Your task: Lines that include the string "active" are the ones to copy from the entries below.

Supplied records:
BEGIN

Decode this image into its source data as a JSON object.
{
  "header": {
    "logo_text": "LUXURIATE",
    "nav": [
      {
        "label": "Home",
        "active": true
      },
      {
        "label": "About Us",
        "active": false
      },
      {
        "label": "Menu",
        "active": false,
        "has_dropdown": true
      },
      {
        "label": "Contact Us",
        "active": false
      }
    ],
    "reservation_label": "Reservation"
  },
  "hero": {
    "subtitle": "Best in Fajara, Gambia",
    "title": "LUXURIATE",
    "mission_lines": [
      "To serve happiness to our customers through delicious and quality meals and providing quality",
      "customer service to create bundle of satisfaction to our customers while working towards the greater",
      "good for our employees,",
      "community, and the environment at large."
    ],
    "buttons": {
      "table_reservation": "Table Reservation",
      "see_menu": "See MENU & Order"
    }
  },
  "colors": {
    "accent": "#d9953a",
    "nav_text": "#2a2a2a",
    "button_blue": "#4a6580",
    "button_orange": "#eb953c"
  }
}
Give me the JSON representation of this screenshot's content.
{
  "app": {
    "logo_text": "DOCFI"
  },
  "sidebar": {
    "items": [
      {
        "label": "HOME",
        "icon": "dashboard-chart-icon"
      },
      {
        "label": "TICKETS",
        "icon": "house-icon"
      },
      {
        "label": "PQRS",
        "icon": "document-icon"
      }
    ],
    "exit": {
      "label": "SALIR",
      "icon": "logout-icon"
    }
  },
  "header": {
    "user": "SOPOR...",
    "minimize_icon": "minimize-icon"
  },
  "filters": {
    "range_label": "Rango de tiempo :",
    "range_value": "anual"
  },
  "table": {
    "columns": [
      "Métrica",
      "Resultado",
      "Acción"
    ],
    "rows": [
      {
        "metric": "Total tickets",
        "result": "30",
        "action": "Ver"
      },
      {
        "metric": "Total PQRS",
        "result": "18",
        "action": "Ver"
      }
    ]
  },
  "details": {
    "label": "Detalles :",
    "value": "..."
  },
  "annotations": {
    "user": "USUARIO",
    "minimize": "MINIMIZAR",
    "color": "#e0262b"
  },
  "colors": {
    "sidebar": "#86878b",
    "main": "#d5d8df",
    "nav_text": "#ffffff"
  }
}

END

Result of the task:
        "active": true
        "active": false
        "active": false,
        "active": false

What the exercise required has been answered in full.